** Source material follows **

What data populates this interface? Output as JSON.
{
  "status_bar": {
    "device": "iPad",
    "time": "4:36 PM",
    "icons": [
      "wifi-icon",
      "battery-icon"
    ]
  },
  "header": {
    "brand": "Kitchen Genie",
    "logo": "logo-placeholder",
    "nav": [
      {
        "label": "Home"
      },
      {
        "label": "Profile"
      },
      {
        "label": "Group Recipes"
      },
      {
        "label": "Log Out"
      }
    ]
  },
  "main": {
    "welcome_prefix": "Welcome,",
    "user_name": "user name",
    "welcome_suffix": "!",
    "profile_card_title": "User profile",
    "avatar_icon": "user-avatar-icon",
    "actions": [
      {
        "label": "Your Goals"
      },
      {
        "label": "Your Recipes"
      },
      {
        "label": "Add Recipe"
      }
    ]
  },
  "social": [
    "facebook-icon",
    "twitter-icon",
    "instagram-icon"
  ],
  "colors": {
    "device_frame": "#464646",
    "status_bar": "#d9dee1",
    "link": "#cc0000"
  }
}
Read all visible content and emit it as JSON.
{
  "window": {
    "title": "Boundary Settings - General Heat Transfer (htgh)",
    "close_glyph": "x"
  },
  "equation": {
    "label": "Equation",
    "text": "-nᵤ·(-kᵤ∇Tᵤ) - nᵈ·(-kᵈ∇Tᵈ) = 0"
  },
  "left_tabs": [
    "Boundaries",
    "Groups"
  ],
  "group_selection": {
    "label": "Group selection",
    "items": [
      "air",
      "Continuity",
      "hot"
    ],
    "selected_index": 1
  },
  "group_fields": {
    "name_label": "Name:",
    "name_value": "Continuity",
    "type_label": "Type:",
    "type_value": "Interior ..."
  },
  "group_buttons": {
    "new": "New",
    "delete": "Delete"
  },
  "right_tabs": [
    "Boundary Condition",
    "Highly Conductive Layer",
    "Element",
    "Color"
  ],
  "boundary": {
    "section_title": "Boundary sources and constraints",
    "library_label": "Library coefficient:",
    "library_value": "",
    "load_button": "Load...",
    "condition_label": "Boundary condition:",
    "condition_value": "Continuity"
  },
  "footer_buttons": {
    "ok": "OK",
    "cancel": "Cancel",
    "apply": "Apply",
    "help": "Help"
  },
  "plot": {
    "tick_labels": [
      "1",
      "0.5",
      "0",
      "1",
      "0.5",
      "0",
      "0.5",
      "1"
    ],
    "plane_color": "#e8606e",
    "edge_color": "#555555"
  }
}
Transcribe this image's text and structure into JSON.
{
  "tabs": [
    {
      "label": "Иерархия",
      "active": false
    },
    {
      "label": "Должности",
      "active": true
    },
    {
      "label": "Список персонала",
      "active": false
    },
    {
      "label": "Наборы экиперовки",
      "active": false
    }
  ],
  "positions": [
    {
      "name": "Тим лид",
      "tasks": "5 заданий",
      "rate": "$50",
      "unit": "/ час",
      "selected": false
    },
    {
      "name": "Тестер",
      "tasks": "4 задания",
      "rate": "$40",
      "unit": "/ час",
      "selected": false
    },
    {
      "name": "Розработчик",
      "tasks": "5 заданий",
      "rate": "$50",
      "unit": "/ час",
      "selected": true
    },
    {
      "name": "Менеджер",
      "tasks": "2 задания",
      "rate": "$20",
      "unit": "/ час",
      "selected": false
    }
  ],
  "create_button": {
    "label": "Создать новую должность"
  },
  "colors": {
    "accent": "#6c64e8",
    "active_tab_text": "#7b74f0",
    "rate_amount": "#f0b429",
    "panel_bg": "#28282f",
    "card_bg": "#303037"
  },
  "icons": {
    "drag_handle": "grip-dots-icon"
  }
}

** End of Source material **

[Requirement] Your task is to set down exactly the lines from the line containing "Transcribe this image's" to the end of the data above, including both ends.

[Solved problem]
Transcribe this image's text and structure into JSON.
{
  "tabs": [
    {
      "label": "Иерархия",
      "active": false
    },
    {
      "label": "Должности",
      "active": true
    },
    {
      "label": "Список персонала",
      "active": false
    },
    {
      "label": "Наборы экиперовки",
      "active": false
    }
  ],
  "positions": [
    {
      "name": "Тим лид",
      "tasks": "5 заданий",
      "rate": "$50",
      "unit": "/ час",
      "selected": false
    },
    {
      "name": "Тестер",
      "tasks": "4 задания",
      "rate": "$40",
      "unit": "/ час",
      "selected": false
    },
    {
      "name": "Розработчик",
      "tasks": "5 заданий",
      "rate": "$50",
      "unit": "/ час",
      "selected": true
    },
    {
      "name": "Менеджер",
      "tasks": "2 задания",
      "rate": "$20",
      "unit": "/ час",
      "selected": false
    }
  ],
  "create_button": {
    "label": "Создать новую должность"
  },
  "colors": {
    "accent": "#6c64e8",
    "active_tab_text": "#7b74f0",
    "rate_amount": "#f0b429",
    "panel_bg": "#28282f",
    "card_bg": "#303037"
  },
  "icons": {
    "drag_handle": "grip-dots-icon"
  }
}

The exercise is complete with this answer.